Website and app data records
..............................
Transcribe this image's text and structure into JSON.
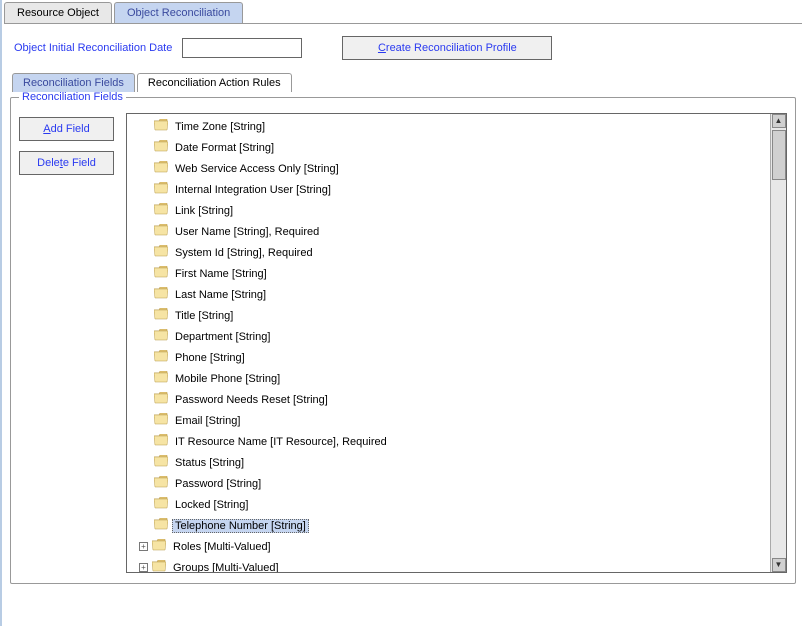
{
  "topTabs": {
    "resource": "Resource Object",
    "reconciliation": "Object Reconciliation"
  },
  "dateRow": {
    "label": "Object Initial Reconciliation Date",
    "createBtn": {
      "u": "C",
      "rest": "reate Reconciliation Profile"
    }
  },
  "innerTabs": {
    "fields": "Reconciliation Fields",
    "rules": "Reconciliation Action Rules"
  },
  "fieldset": {
    "legend": "Reconciliation Fields",
    "addBtn": {
      "u": "A",
      "rest": "dd Field"
    },
    "delBtn": {
      "pre": "Dele",
      "u": "t",
      "rest": "e Field"
    }
  },
  "fields": [
    {
      "label": "Time Zone [String]",
      "expandable": false,
      "selected": false
    },
    {
      "label": "Date Format [String]",
      "expandable": false,
      "selected": false
    },
    {
      "label": "Web Service Access Only [String]",
      "expandable": false,
      "selected": false
    },
    {
      "label": "Internal Integration User [String]",
      "expandable": false,
      "selected": false
    },
    {
      "label": "Link [String]",
      "expandable": false,
      "selected": false
    },
    {
      "label": "User Name [String], Required",
      "expandable": false,
      "selected": false
    },
    {
      "label": "System Id [String], Required",
      "expandable": false,
      "selected": false
    },
    {
      "label": "First Name [String]",
      "expandable": false,
      "selected": false
    },
    {
      "label": "Last Name [String]",
      "expandable": false,
      "selected": false
    },
    {
      "label": "Title [String]",
      "expandable": false,
      "selected": false
    },
    {
      "label": "Department [String]",
      "expandable": false,
      "selected": false
    },
    {
      "label": "Phone [String]",
      "expandable": false,
      "selected": false
    },
    {
      "label": "Mobile Phone [String]",
      "expandable": false,
      "selected": false
    },
    {
      "label": "Password Needs Reset [String]",
      "expandable": false,
      "selected": false
    },
    {
      "label": "Email [String]",
      "expandable": false,
      "selected": false
    },
    {
      "label": "IT Resource Name [IT Resource], Required",
      "expandable": false,
      "selected": false
    },
    {
      "label": "Status [String]",
      "expandable": false,
      "selected": false
    },
    {
      "label": "Password [String]",
      "expandable": false,
      "selected": false
    },
    {
      "label": "Locked [String]",
      "expandable": false,
      "selected": false
    },
    {
      "label": "Telephone Number [String]",
      "expandable": false,
      "selected": true
    },
    {
      "label": "Roles [Multi-Valued]",
      "expandable": true,
      "selected": false
    },
    {
      "label": "Groups [Multi-Valued]",
      "expandable": true,
      "selected": false
    }
  ]
}
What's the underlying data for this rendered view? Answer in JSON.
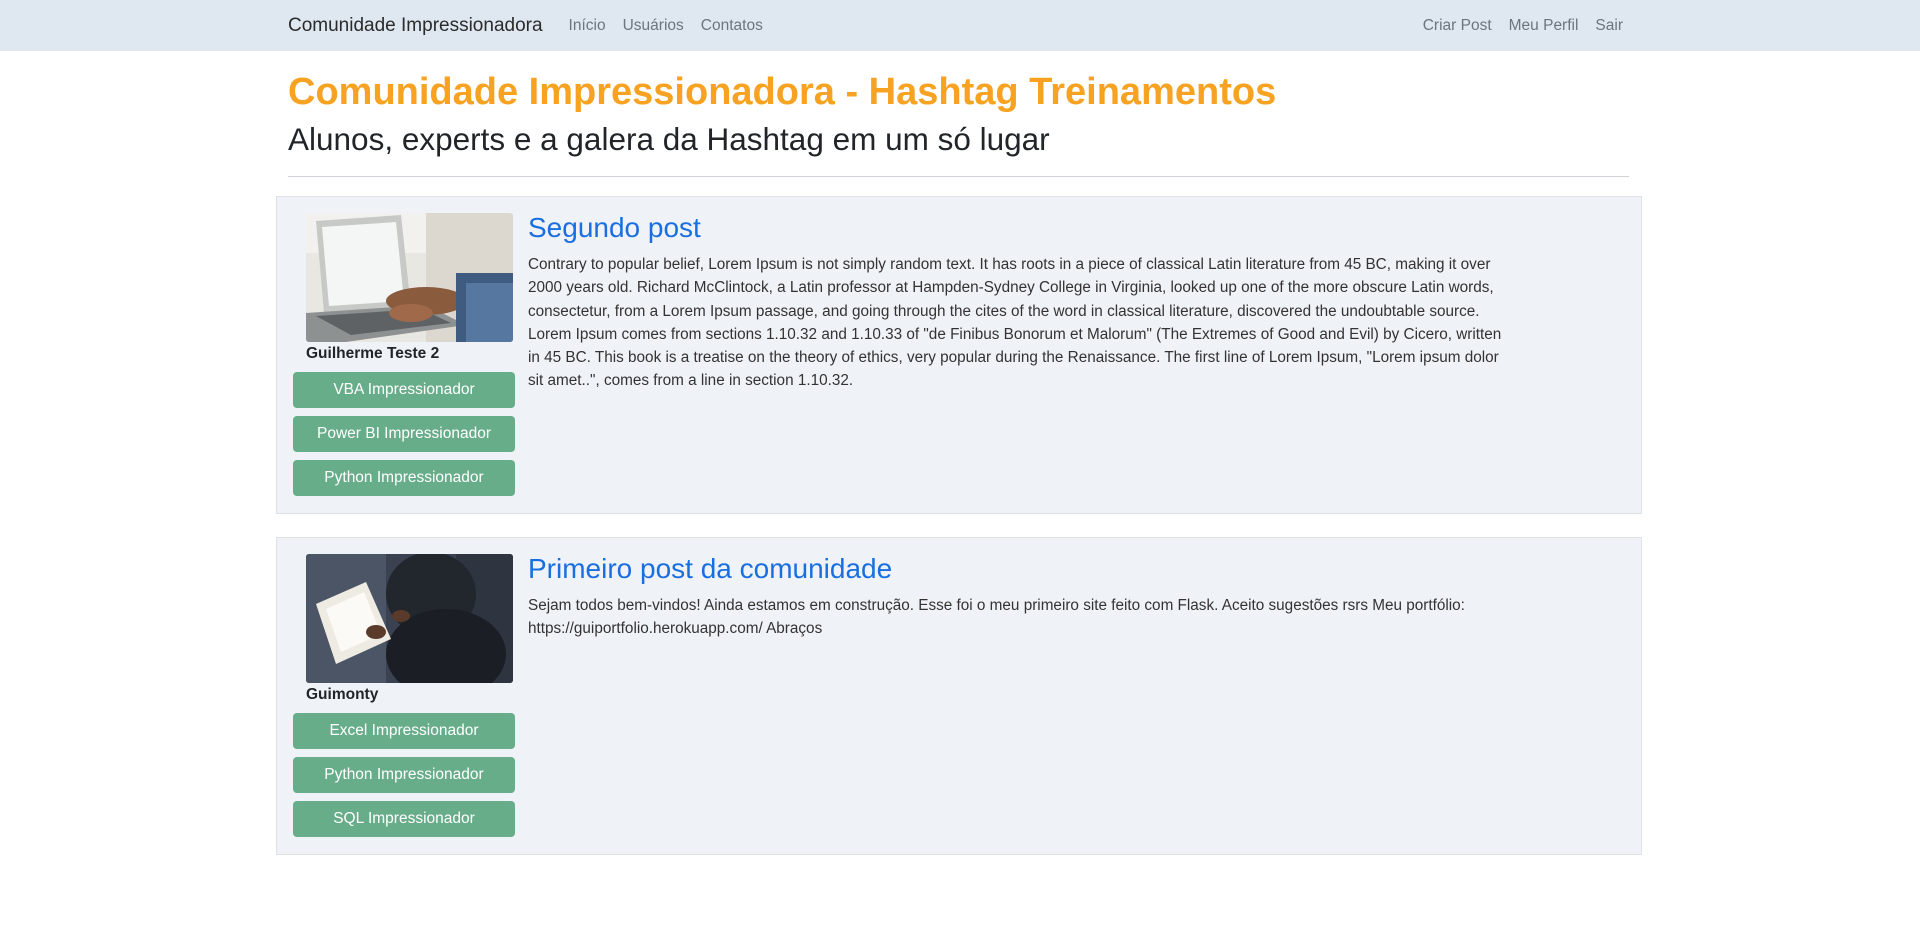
{
  "navbar": {
    "brand": "Comunidade Impressionadora",
    "left_links": [
      "Início",
      "Usuários",
      "Contatos"
    ],
    "right_links": [
      "Criar Post",
      "Meu Perfil",
      "Sair"
    ]
  },
  "header": {
    "title": "Comunidade Impressionadora - Hashtag Treinamentos",
    "subtitle": "Alunos, experts e a galera da Hashtag em um só lugar"
  },
  "posts": [
    {
      "title": "Segundo post",
      "author": "Guilherme Teste 2",
      "tags": [
        "VBA Impressionador",
        "Power BI Impressionador",
        "Python Impressionador"
      ],
      "body": "Contrary to popular belief, Lorem Ipsum is not simply random text. It has roots in a piece of classical Latin literature from 45 BC, making it over 2000 years old. Richard McClintock, a Latin professor at Hampden-Sydney College in Virginia, looked up one of the more obscure Latin words, consectetur, from a Lorem Ipsum passage, and going through the cites of the word in classical literature, discovered the undoubtable source. Lorem Ipsum comes from sections 1.10.32 and 1.10.33 of \"de Finibus Bonorum et Malorum\" (The Extremes of Good and Evil) by Cicero, written in 45 BC. This book is a treatise on the theory of ethics, very popular during the Renaissance. The first line of Lorem Ipsum, \"Lorem ipsum dolor sit amet..\", comes from a line in section 1.10.32."
    },
    {
      "title": "Primeiro post da comunidade",
      "author": "Guimonty",
      "tags": [
        "Excel Impressionador",
        "Python Impressionador",
        "SQL Impressionador"
      ],
      "body": "Sejam todos bem-vindos! Ainda estamos em construção. Esse foi o meu primeiro site feito com Flask. Aceito sugestões rsrs Meu portfólio: https://guiportfolio.herokuapp.com/ Abraços"
    }
  ],
  "colors": {
    "navbar_bg": "#dfe7f1",
    "title_orange": "#f7a221",
    "link_blue": "#1a6fe0",
    "tag_green": "#68ad8a",
    "card_bg": "#eff2f6"
  }
}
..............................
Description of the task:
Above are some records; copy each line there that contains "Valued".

Task result:
      "label": "Roles [Multi-Valued]",
      "label": "Groups [Multi-Valued]",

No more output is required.